Task brief – Print out every record below, exactly as written.

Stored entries
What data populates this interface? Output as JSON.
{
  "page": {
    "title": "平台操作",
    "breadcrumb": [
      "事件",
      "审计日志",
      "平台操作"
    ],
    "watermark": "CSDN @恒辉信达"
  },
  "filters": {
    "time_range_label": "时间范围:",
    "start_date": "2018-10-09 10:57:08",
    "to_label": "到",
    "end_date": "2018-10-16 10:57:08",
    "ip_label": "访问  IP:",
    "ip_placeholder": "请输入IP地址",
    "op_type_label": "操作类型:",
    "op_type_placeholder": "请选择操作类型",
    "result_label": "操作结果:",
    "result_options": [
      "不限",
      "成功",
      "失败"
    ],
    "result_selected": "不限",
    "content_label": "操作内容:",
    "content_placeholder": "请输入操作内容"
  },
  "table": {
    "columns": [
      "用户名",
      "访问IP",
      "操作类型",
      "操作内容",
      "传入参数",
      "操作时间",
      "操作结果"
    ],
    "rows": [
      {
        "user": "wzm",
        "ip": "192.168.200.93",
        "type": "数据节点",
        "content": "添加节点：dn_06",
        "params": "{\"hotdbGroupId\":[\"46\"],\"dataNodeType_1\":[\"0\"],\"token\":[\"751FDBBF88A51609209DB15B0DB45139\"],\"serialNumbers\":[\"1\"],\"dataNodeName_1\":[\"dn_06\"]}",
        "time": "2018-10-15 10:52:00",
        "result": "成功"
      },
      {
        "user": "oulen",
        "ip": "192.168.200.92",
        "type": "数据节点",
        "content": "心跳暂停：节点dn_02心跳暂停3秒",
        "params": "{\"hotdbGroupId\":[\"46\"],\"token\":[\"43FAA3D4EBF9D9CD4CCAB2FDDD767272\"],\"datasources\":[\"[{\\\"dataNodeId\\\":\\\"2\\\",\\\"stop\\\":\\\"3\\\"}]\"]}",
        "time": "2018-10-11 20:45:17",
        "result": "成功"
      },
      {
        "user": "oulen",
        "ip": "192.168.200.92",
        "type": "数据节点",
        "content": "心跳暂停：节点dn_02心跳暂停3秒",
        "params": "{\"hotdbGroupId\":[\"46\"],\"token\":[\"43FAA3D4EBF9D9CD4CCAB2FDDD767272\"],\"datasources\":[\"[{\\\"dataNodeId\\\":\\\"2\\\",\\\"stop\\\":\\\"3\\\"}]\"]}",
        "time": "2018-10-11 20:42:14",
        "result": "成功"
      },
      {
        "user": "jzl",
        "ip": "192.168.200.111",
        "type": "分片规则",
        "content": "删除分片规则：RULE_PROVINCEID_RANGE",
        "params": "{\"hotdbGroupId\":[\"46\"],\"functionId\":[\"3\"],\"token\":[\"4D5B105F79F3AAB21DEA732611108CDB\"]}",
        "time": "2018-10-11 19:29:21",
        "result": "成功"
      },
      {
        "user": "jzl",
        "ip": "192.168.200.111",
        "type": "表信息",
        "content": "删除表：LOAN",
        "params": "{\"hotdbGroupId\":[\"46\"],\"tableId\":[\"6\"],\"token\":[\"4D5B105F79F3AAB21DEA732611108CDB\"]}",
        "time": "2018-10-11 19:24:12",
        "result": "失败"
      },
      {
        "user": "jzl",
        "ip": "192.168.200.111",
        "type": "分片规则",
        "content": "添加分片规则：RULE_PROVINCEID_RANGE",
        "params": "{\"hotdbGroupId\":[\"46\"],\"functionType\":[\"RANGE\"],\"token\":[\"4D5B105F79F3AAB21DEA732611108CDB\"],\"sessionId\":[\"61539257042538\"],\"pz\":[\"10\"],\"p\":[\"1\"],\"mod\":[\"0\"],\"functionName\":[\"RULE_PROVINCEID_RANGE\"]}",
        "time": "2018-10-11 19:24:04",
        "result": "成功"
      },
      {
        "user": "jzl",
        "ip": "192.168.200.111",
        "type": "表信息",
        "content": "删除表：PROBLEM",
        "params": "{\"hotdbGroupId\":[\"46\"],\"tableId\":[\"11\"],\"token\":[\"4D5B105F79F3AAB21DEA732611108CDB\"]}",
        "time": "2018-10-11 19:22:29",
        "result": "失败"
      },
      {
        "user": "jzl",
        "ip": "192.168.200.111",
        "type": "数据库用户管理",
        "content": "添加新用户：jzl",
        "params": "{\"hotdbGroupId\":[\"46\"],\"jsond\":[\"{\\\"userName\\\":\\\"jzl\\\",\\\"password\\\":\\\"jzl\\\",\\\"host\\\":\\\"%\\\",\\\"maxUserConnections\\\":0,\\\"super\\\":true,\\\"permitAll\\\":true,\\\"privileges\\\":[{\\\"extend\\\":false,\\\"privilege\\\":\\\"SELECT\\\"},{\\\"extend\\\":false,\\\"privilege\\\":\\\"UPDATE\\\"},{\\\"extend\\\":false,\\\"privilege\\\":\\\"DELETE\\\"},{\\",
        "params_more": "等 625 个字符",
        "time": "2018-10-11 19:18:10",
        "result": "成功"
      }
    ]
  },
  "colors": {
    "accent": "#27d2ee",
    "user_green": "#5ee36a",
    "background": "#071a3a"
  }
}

Result –
What data populates this interface? Output as JSON.
{
  "page": {
    "title": "平台操作",
    "breadcrumb": [
      "事件",
      "审计日志",
      "平台操作"
    ],
    "watermark": "CSDN @恒辉信达"
  },
  "filters": {
    "time_range_label": "时间范围:",
    "start_date": "2018-10-09 10:57:08",
    "to_label": "到",
    "end_date": "2018-10-16 10:57:08",
    "ip_label": "访问  IP:",
    "ip_placeholder": "请输入IP地址",
    "op_type_label": "操作类型:",
    "op_type_placeholder": "请选择操作类型",
    "result_label": "操作结果:",
    "result_options": [
      "不限",
      "成功",
      "失败"
    ],
    "result_selected": "不限",
    "content_label": "操作内容:",
    "content_placeholder": "请输入操作内容"
  },
  "table": {
    "columns": [
      "用户名",
      "访问IP",
      "操作类型",
      "操作内容",
      "传入参数",
      "操作时间",
      "操作结果"
    ],
    "rows": [
      {
        "user": "wzm",
        "ip": "192.168.200.93",
        "type": "数据节点",
        "content": "添加节点：dn_06",
        "params": "{\"hotdbGroupId\":[\"46\"],\"dataNodeType_1\":[\"0\"],\"token\":[\"751FDBBF88A51609209DB15B0DB45139\"],\"serialNumbers\":[\"1\"],\"dataNodeName_1\":[\"dn_06\"]}",
        "time": "2018-10-15 10:52:00",
        "result": "成功"
      },
      {
        "user": "oulen",
        "ip": "192.168.200.92",
        "type": "数据节点",
        "content": "心跳暂停：节点dn_02心跳暂停3秒",
        "params": "{\"hotdbGroupId\":[\"46\"],\"token\":[\"43FAA3D4EBF9D9CD4CCAB2FDDD767272\"],\"datasources\":[\"[{\\\"dataNodeId\\\":\\\"2\\\",\\\"stop\\\":\\\"3\\\"}]\"]}",
        "time": "2018-10-11 20:45:17",
        "result": "成功"
      },
      {
        "user": "oulen",
        "ip": "192.168.200.92",
        "type": "数据节点",
        "content": "心跳暂停：节点dn_02心跳暂停3秒",
        "params": "{\"hotdbGroupId\":[\"46\"],\"token\":[\"43FAA3D4EBF9D9CD4CCAB2FDDD767272\"],\"datasources\":[\"[{\\\"dataNodeId\\\":\\\"2\\\",\\\"stop\\\":\\\"3\\\"}]\"]}",
        "time": "2018-10-11 20:42:14",
        "result": "成功"
      },
      {
        "user": "jzl",
        "ip": "192.168.200.111",
        "type": "分片规则",
        "content": "删除分片规则：RULE_PROVINCEID_RANGE",
        "params": "{\"hotdbGroupId\":[\"46\"],\"functionId\":[\"3\"],\"token\":[\"4D5B105F79F3AAB21DEA732611108CDB\"]}",
        "time": "2018-10-11 19:29:21",
        "result": "成功"
      },
      {
        "user": "jzl",
        "ip": "192.168.200.111",
        "type": "表信息",
        "content": "删除表：LOAN",
        "params": "{\"hotdbGroupId\":[\"46\"],\"tableId\":[\"6\"],\"token\":[\"4D5B105F79F3AAB21DEA732611108CDB\"]}",
        "time": "2018-10-11 19:24:12",
        "result": "失败"
      },
      {
        "user": "jzl",
        "ip": "192.168.200.111",
        "type": "分片规则",
        "content": "添加分片规则：RULE_PROVINCEID_RANGE",
        "params": "{\"hotdbGroupId\":[\"46\"],\"functionType\":[\"RANGE\"],\"token\":[\"4D5B105F79F3AAB21DEA732611108CDB\"],\"sessionId\":[\"61539257042538\"],\"pz\":[\"10\"],\"p\":[\"1\"],\"mod\":[\"0\"],\"functionName\":[\"RULE_PROVINCEID_RANGE\"]}",
        "time": "2018-10-11 19:24:04",
        "result": "成功"
      },
      {
        "user": "jzl",
        "ip": "192.168.200.111",
        "type": "表信息",
        "content": "删除表：PROBLEM",
        "params": "{\"hotdbGroupId\":[\"46\"],\"tableId\":[\"11\"],\"token\":[\"4D5B105F79F3AAB21DEA732611108CDB\"]}",
        "time": "2018-10-11 19:22:29",
        "result": "失败"
      },
      {
        "user": "jzl",
        "ip": "192.168.200.111",
        "type": "数据库用户管理",
        "content": "添加新用户：jzl",
        "params": "{\"hotdbGroupId\":[\"46\"],\"jsond\":[\"{\\\"userName\\\":\\\"jzl\\\",\\\"password\\\":\\\"jzl\\\",\\\"host\\\":\\\"%\\\",\\\"maxUserConnections\\\":0,\\\"super\\\":true,\\\"permitAll\\\":true,\\\"privileges\\\":[{\\\"extend\\\":false,\\\"privilege\\\":\\\"SELECT\\\"},{\\\"extend\\\":false,\\\"privilege\\\":\\\"UPDATE\\\"},{\\\"extend\\\":false,\\\"privilege\\\":\\\"DELETE\\\"},{\\",
        "params_more": "等 625 个字符",
        "time": "2018-10-11 19:18:10",
        "result": "成功"
      }
    ]
  },
  "colors": {
    "accent": "#27d2ee",
    "user_green": "#5ee36a",
    "background": "#071a3a"
  }
}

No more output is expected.